Compliance-related problems in the ambulatory population.

E. P. Larrat, University of Rhode Island
A. H. Taubman, University of Rhode Island
C. Willey, University of Rhode Island
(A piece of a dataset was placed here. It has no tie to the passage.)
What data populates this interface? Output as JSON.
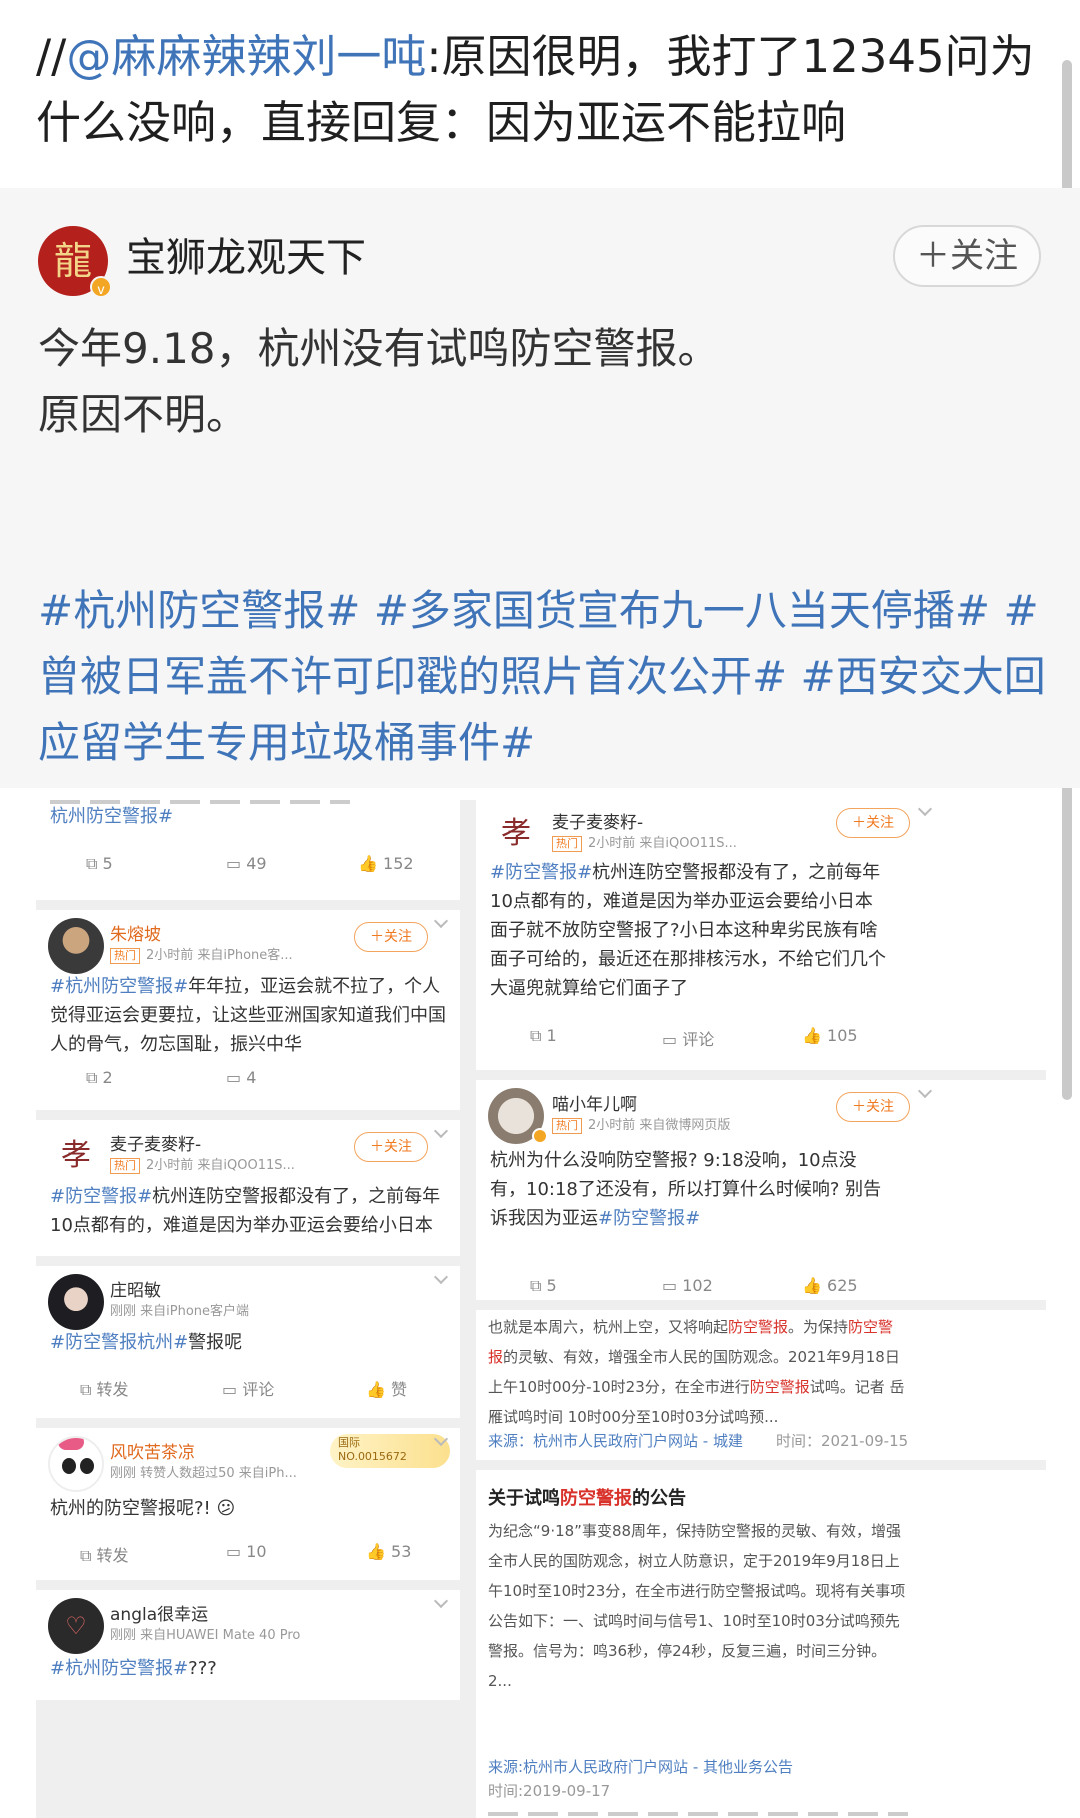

When prescription drugs are taken in the correct dose and the correct manner, they have great potential for improving the quality of medical care, but inappropriate and incorrect administration of these drugs can lead to severe health problems. Risk factors for problems related to prescription drug compliance were examined in a cross-sectional retrospective study (n = 1017) of ambulatory individuals who had undergone a Brown Bag Prescription Evaluation Program consultation. A pharmacist interviewer assessed drug-related problems such as duplication of drug product, overutilization and underutilization of medication, drug interactions, and side effects. Associations between specific medication-related problems and patient characteristics (demographics, medical history, and insurance status) were studied. Factors that appear to be associated with compliance problems include a patient's level of understanding of both medication instructions and the drug therapy, length of time since last physician visit, length of time on medication, total number of medications, and number of drug allergies. The class of medication taken was also found to be a significant predictor of excess risk. The age and sex of an individual appear to have little association with the development of compliance-related problems. The study reinforces the need for frequent patient contact with a health care professional and the value of educating the patient about the medication regimen.